It argues that it is much easier to subdue a camel that kicks here and there with Bin Laden types – than smart ass who asks same platform and rights. But such colonial mentality fortunately is not sustainable at age of World Wide Web. It is increasingly giving way to endorsing freedom for all nations – nothing to guard its own interest. In that, true Western democrats are the best allies these nations have.
The Western paradoxical approach to these uprisings in Middle East is obvious.
On one hand, to deal with one guy – enormously unrepresented by his people, is too convenient and economical. That is why ultra-conservatives in West resist acknowledging so readily with “Arab Spring”. It is hopelessly trying to find its ways with other forms that would last decades if not centuries – just as it did with neocolonial arrangements after the Great War. And to some extend, they have reasons that such inspirations can be contained – thanks to these nations reluctance for cultural change.
On the other hand, there are many powerful and intelligent people in West who have realized that the business as usual in Middle East is rapidly fading. They know that the very survival of democracy – world democracy that is, is increasingly geared to the fact that freedom and human rights are to be for all regardless.
That said, in my humble opinion, the real threat in formation of vital democracies in the Middle East is its very culture. In vacuum of independent bodies, of civic institutions of checks and balances, of secular and democratic culture, it is the collaborative forces of internal and external powers that have a better chance to emerge.
I also argue – among all these nations in Middle East, Iran has a better prospect for true democracy and modernism. She is most fit to call it off from this cultural yoke. She has seen it and as they say no pains no gains. She has paid a huge price in its recent memory with Mullahs in reign. Yet alone, it has always guarded its sense of nationalism with keeping a skeptic eye on its religion. It is just the matter of time Iran will free itself of this religious yoke.

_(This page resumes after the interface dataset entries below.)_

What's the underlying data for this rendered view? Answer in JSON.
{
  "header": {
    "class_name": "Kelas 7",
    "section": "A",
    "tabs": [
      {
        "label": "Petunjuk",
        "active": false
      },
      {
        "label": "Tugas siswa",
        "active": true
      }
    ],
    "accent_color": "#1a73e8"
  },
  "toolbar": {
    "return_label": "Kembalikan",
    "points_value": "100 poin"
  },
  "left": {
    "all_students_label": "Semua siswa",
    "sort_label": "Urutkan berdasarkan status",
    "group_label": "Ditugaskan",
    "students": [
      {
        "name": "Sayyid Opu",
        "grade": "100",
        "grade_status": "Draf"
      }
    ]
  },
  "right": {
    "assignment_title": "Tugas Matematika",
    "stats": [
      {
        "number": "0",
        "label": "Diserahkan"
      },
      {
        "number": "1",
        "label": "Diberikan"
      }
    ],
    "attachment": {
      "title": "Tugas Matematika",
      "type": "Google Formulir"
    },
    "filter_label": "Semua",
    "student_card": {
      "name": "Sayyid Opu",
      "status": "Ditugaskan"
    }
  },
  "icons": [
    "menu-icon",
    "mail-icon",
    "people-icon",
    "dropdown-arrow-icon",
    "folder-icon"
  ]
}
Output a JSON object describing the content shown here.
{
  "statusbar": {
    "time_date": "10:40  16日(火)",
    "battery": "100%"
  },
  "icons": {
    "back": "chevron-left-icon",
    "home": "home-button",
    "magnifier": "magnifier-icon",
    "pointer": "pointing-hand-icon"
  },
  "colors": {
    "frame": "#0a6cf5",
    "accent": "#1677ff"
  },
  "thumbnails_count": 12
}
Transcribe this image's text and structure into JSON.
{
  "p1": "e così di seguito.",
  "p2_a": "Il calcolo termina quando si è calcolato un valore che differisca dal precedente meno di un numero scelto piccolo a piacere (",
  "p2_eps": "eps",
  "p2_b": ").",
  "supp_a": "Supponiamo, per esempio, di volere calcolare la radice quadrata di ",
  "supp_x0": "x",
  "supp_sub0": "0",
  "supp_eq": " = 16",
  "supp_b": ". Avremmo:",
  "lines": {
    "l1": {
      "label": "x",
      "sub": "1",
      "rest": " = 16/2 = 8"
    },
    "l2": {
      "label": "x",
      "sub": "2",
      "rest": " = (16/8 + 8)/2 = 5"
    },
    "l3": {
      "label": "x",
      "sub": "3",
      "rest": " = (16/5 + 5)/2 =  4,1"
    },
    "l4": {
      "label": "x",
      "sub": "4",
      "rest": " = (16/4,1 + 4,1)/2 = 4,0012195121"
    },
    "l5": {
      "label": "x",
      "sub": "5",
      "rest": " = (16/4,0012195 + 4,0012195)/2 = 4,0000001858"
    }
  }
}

Iranians have seen all degrees of painful mixture of state and religion in their history apex of which is Islamic Republic. But the end is inevitably – emerging with a mass craving for separation of state and religion at a constitutional level. It is coming par mass educated demands. And that is what I argue Iranian should hesitate to wish to be any others in Middle East Islam.
Under shadows of minarets and entwined screeching sounds that call the Sheiks in line, the reflection of sun rays on blue domes, and the cheek wrinkles of dark faces followed by bushy hennaed beards topped with red turbans – there is not much room for economic productivity yet alone artistic creativity.

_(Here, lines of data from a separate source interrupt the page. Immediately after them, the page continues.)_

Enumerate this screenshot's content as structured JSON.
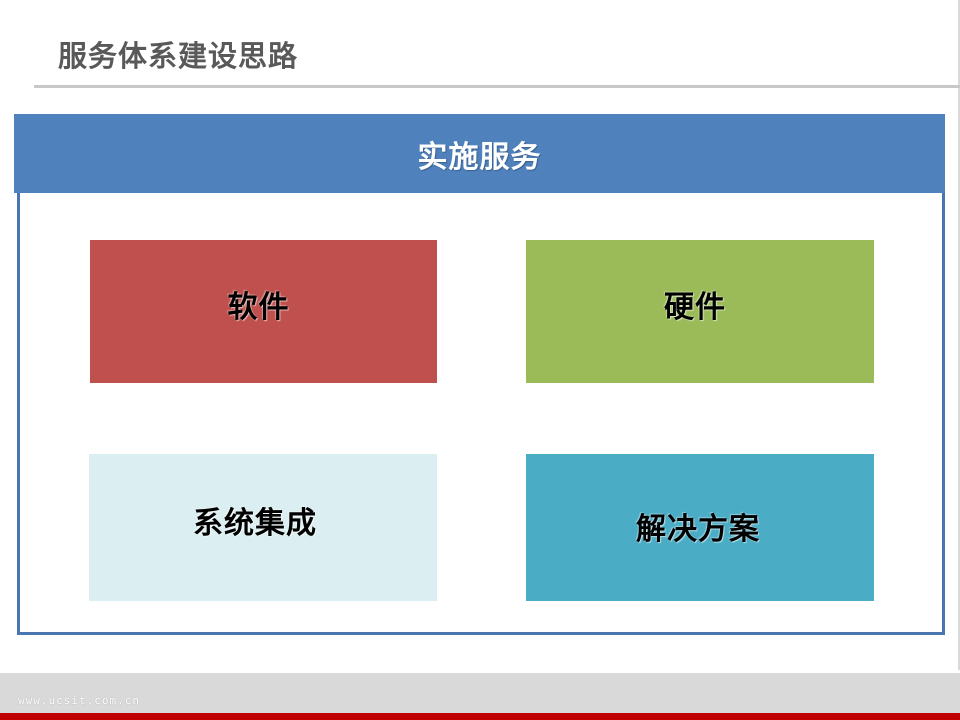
{
  "slide": {
    "title": "服务体系建设思路"
  },
  "panel": {
    "header": "实施服务",
    "cards": [
      {
        "label": "软件",
        "color": "#c0504d"
      },
      {
        "label": "硬件",
        "color": "#9bbb59"
      },
      {
        "label": "系统集成",
        "color": "#dbeef1"
      },
      {
        "label": "解决方案",
        "color": "#4bacc6"
      }
    ],
    "header_color": "#4f81bd"
  },
  "footer": {
    "url": "www.ucsit.com.cn",
    "accent_color": "#c00000"
  }
}
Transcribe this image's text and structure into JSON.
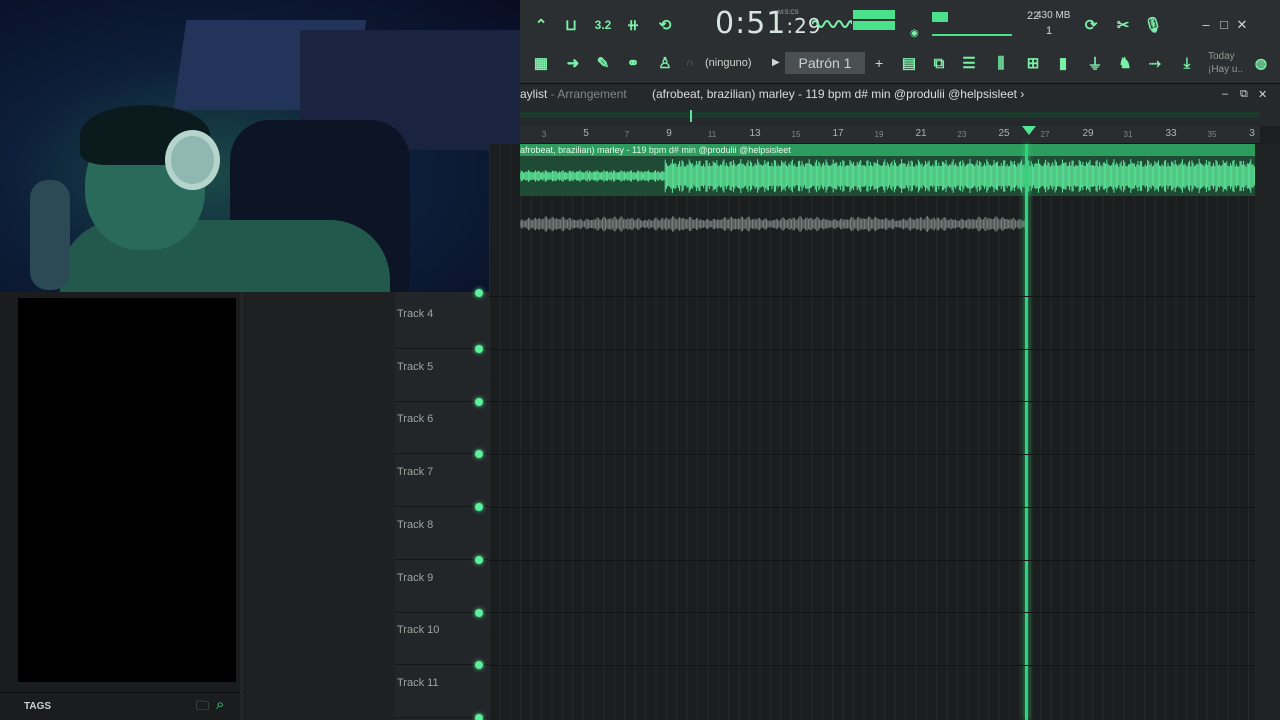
{
  "toolbar": {
    "time_main": "0:51",
    "time_sub": "29",
    "time_format_label": "M:S:CS",
    "cpu_value": "22",
    "memory": "430 MB",
    "voices": "1",
    "snap_label": "(ninguno)",
    "pattern_label": "Patrón 1",
    "pattern_add": "+",
    "today_line1": "Today",
    "today_line2": "¡Hay u..",
    "accent_color": "#4be08a"
  },
  "playlist": {
    "title_prefix": "aylist",
    "title_separator": " - ",
    "title_mode": "Arrangement",
    "pattern_name": "(afrobeat, brazilian) marley - 119 bpm d# min @produlii @helpsisleet",
    "pattern_arrow": "›",
    "clip_label": "afrobeat, brazilian) marley - 119 bpm d# min @produlii @helpsisleet",
    "ruler": [
      "3",
      "5",
      "7",
      "9",
      "11",
      "13",
      "15",
      "17",
      "19",
      "21",
      "23",
      "25",
      "27",
      "29",
      "31",
      "33",
      "35",
      "3"
    ],
    "tracks": [
      "Track 4",
      "Track 5",
      "Track 6",
      "Track 7",
      "Track 8",
      "Track 9",
      "Track 10",
      "Track 11"
    ]
  },
  "browser": {
    "tags_label": "TAGS"
  }
}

The vivid image I can not resist but display here is a restless camel ride on by a rag-head jockey – though arguably is a fancy orientalist ornaments … but by good account, it is well suited with corrupted oil sheiks whose immediate worries are not to miss any of the five prayers. Call it racist. Fine.
As pessimistic I am and as petty I have referred the prospect of real change in Arab world, I need to argue a thing or so that does counter my own premise. And that, above all, is the phenomenal power of internet which is the most revolutionary friend for the progressive youth of these nations to subjugate this cultural disadvantage. Freedom comes but without pain is not possible. Hence, having Islamists in power for a decade or so is not a bad start.